I interviewed Mr. Snowden in a neck brace and sunglasses (he burst out laughing when he first saw me during the soundcheck). He spoke without disruption, despite being charged with espionage for leaking classified information, and was rewarded with thunderous applause. Two weeks earlier, Charles Murray was prevented from speaking, and protesters did their level best to stop our attempt to salvage the event via livestream from a remote location. We were attacked as we struggled to leave the building. The lingering effects of whiplash and a concussion continue to compromise my daily routine.
To anyone who might ask how a guest lecture featuring a fugitive wanted for crimes against his country (whose guilt is really uncontested, mitigating circumstances notwithstanding) not only failed to cause any controversy, but actually evoked “thunderous applause,” Dr. Stanger offers some insight (emphasis added):
That these events transpired in the same place but so very differently speaks volumes about the milieu in which students today at elite institutions are educated. The majority of faculty and students are progressive. A small minority are conservative; many of them are in the closet, afraid to speak their minds for fear of being denounced as reactionary bigots.
Finally and sadly, Dr. Stanger informs us of the status afforded the remaining pillars upon which the university is built: reason and free inquiry (emphasis added)
The moderate middle at Middlebury currently feels it cannot speak out on the side of free inquiry without fear of being socially ostracized as racist. Most alarming, I have heard some students and faculty denounce reason and logic as manifestations of white supremacy.
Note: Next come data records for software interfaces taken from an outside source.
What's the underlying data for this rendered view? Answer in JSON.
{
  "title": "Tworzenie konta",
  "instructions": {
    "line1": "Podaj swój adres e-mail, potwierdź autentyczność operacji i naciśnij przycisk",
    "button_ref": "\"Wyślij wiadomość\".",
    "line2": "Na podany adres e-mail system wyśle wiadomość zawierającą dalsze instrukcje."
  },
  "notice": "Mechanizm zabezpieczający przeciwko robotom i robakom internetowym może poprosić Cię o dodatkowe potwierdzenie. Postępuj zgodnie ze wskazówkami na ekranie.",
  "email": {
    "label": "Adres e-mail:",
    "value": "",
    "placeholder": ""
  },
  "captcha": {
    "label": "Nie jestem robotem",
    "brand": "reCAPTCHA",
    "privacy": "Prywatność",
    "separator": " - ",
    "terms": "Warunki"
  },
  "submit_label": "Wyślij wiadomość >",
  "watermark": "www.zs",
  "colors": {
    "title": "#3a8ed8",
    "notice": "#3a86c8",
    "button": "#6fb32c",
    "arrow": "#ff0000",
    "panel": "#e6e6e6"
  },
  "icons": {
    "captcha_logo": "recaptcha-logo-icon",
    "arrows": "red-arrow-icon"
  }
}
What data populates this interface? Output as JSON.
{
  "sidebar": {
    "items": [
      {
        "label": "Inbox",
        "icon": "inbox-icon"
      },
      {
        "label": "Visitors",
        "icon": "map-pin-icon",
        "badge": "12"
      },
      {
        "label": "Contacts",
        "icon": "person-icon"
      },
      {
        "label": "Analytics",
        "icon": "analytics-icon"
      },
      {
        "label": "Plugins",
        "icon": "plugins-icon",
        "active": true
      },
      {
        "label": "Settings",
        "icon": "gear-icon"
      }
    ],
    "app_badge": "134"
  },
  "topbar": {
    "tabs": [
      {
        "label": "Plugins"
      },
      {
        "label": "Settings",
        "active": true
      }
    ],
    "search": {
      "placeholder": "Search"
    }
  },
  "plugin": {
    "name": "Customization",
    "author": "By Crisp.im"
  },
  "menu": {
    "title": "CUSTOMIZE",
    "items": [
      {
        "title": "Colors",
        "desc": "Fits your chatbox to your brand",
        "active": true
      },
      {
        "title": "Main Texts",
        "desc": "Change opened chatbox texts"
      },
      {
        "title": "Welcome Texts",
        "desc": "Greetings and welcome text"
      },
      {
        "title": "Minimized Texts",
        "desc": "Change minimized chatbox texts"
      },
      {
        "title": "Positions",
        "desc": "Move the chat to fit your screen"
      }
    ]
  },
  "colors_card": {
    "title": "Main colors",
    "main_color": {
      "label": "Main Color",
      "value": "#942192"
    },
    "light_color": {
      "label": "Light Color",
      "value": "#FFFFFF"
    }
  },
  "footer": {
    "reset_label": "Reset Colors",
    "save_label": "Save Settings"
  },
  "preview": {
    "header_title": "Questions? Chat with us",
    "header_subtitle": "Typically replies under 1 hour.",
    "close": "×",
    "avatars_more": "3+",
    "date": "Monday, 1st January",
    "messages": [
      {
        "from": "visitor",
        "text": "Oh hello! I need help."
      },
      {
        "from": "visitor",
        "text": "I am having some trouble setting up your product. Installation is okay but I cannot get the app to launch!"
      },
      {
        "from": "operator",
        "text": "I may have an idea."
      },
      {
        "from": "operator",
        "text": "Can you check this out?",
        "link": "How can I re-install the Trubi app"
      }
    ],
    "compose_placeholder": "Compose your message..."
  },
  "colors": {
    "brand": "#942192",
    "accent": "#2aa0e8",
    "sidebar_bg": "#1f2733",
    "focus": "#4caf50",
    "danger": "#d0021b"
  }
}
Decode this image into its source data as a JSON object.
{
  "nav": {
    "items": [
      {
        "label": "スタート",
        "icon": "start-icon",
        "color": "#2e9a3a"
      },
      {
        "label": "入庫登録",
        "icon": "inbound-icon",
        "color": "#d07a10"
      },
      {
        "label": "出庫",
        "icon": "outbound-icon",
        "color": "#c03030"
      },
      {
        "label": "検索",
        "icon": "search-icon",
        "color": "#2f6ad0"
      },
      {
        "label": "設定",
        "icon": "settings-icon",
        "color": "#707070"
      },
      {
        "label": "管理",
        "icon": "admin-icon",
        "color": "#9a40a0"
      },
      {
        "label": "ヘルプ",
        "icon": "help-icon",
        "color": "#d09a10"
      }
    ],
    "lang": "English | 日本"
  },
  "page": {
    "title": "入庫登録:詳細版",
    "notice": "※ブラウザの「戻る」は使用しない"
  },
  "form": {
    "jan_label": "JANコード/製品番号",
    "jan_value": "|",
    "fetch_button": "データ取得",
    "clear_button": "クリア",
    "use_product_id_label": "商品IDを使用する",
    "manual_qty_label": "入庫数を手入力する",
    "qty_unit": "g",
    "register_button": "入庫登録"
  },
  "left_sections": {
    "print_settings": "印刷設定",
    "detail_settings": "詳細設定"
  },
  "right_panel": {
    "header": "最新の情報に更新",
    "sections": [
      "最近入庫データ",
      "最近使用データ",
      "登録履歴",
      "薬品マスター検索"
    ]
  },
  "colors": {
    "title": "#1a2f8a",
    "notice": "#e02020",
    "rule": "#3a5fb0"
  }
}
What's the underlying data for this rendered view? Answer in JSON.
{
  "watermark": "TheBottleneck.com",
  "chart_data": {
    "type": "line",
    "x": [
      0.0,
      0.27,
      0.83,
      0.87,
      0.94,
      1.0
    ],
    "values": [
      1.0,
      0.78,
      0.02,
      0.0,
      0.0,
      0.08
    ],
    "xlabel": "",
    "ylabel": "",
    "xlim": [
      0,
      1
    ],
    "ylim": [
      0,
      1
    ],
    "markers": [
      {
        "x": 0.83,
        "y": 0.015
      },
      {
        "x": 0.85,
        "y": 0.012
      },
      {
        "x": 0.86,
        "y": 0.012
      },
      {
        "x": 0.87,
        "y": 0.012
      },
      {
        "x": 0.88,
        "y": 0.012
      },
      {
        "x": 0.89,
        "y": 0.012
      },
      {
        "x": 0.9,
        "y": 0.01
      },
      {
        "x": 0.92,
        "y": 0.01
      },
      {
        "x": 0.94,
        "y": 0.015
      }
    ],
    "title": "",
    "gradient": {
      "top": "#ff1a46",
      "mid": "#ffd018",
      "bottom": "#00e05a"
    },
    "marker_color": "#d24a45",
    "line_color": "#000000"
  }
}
This is not a productive learning environment for anyone. This is not what the life of the mind is supposed to provide….
…And so the progressives begin attacking liberals…